The fundamental problem that the authors ask their readers to think of is how to solve the "depth vs width" problem in designing deep neural networks. To this end, the authors design a new hyper-parameter $C$, called **Cardinality** which is the size of a set of transformations applied on any input to a block of a neural network and introduce this as an essential component independent of depth or width of models.

Drawing parallels to InceptionNet and neurons that compute inner products, the authors adopt a *split*-*transform*-*aggregate* strategy, but in a more simple and extensible form. A module (block) in the designed network performs a set of transformations, each on a low-dimensional embedding, whose outputs are aggregated by summation. The idea to make it simple is to use the same set of transformations in a block which can be aggregated easily. This allows us the flexibility to use any set of transformations in a given block to achieve the desired goal.

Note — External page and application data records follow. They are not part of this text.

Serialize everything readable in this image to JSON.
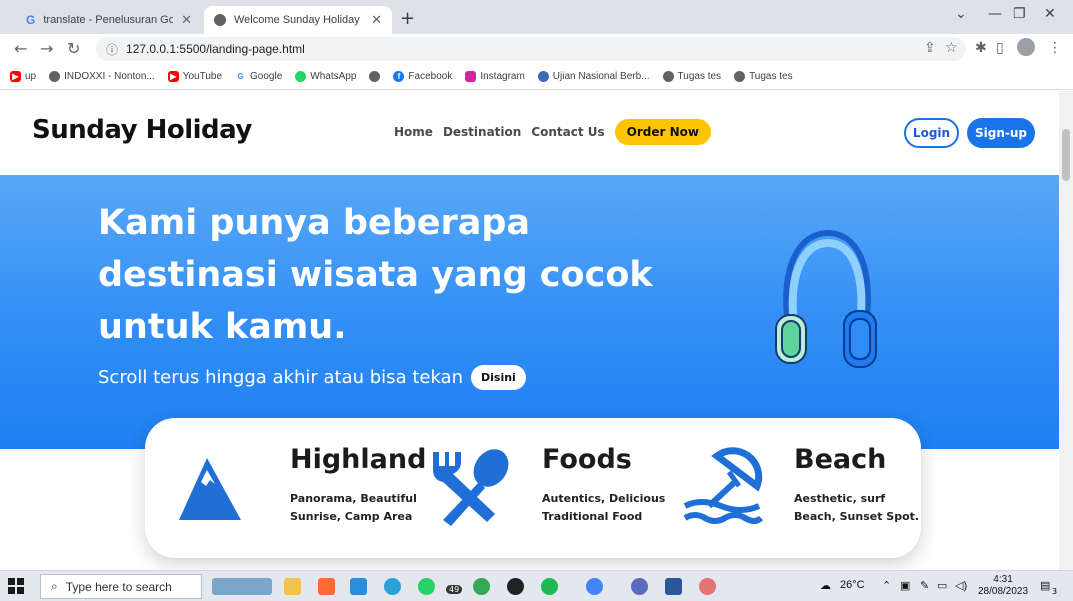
{
  "browser": {
    "tabs": [
      {
        "title": "translate - Penelusuran Google",
        "icon": "google-icon"
      },
      {
        "title": "Welcome Sunday Holiday",
        "icon": "globe-icon"
      }
    ],
    "url": "127.0.0.1:5500/landing-page.html",
    "bookmarks": [
      {
        "label": "up",
        "icon": "youtube-icon"
      },
      {
        "label": "INDOXXI - Nonton...",
        "icon": "globe-icon"
      },
      {
        "label": "YouTube",
        "icon": "youtube-icon"
      },
      {
        "label": "Google",
        "icon": "google-icon"
      },
      {
        "label": "WhatsApp",
        "icon": "whatsapp-icon"
      },
      {
        "label": "",
        "icon": "globe-icon"
      },
      {
        "label": "Facebook",
        "icon": "facebook-icon"
      },
      {
        "label": "Instagram",
        "icon": "instagram-icon"
      },
      {
        "label": "Ujian Nasional Berb...",
        "icon": "globe-icon"
      },
      {
        "label": "Tugas tes",
        "icon": "globe-icon"
      },
      {
        "label": "Tugas tes",
        "icon": "globe-icon"
      }
    ]
  },
  "site": {
    "logo": "Sunday Holiday",
    "nav": [
      "Home",
      "Destination",
      "Contact Us"
    ],
    "order_label": "Order Now",
    "login_label": "Login",
    "signup_label": "Sign-up"
  },
  "hero": {
    "title_lines": [
      "Kami punya beberapa",
      "destinasi wisata yang cocok",
      "untuk kamu."
    ],
    "subtitle": "Scroll terus hingga akhir atau bisa tekan",
    "button_label": "Disini"
  },
  "features": [
    {
      "title": "Highland",
      "desc_lines": [
        "Panorama, Beautiful",
        "Sunrise, Camp Area"
      ],
      "icon": "mountain-icon"
    },
    {
      "title": "Foods",
      "desc_lines": [
        "Autentics, Delicious",
        "Traditional Food"
      ],
      "icon": "fork-spoon-icon"
    },
    {
      "title": "Beach",
      "desc_lines": [
        "Aesthetic, surf",
        "Beach, Sunset Spot."
      ],
      "icon": "beach-umbrella-icon"
    }
  ],
  "taskbar": {
    "search_placeholder": "Type here to search",
    "badge_count": "49",
    "temperature": "26°C",
    "time": "4:31",
    "date": "28/08/2023",
    "notification_count": "3"
  },
  "colors": {
    "brand_blue": "#1a73e8",
    "order_yellow": "#ffc400",
    "icon_blue": "#1f6fd6"
  }
}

A representation of a ResNext block is shown below. The term *Next* is used to highlight the introduction of the hyper-parameter $C$.

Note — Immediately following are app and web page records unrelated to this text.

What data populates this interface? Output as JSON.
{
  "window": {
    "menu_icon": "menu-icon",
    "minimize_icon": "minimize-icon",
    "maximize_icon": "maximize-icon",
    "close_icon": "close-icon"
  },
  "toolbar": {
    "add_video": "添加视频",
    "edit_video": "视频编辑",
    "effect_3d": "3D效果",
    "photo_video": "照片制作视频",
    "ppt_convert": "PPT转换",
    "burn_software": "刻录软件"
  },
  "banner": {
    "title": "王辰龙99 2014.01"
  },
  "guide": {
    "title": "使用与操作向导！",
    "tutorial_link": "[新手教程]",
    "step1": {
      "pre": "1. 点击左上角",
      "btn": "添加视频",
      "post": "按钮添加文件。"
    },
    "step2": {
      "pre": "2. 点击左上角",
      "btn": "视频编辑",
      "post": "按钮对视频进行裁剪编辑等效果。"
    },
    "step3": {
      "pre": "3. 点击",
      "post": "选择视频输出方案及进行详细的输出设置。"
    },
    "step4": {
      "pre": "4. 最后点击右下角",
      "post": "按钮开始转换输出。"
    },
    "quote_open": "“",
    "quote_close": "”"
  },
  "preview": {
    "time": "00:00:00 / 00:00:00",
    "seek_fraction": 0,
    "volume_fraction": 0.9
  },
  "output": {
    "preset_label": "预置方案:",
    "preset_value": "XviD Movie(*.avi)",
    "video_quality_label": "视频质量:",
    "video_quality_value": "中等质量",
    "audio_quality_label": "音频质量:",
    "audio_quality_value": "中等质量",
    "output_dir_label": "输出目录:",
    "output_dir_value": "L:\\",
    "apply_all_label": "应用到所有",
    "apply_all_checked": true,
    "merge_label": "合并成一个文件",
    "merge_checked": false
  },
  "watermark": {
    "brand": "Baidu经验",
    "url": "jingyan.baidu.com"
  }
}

An important result of using similar transformations is that the computations can be simplified. Looking at the above figure, we can see how the rather complex representation in [a] can be easily devolved to the representation in [c], where group convolutions are being used to denote the $C$ parameter.

The authors are able to show that using $C=32$ and $d=4$ in bottleneck computation [first block in any transformation in represenation a above], they were able to keep almost similar parameters as a ResNet model and improve performance on several benchmarks, including ImageNet-1K, COCO and ImageNet-5K.

### References

- Xie, Saining, et al. "Aggregated residual transformations for deep neural networks." Computer Vision and Pattern Recognition (CVPR), 2017 IEEE Conference on. IEEE, 2017.
- Szegedy, Christian, et al. "Going deeper with convolutions." Proceedings of the IEEE conference on computer vision and pattern recognition. 2015.
- He, Kaiming, et al. "Deep residual learning for image recognition." Proceedings of the IEEE conference on computer vision and pattern recognition. 2016.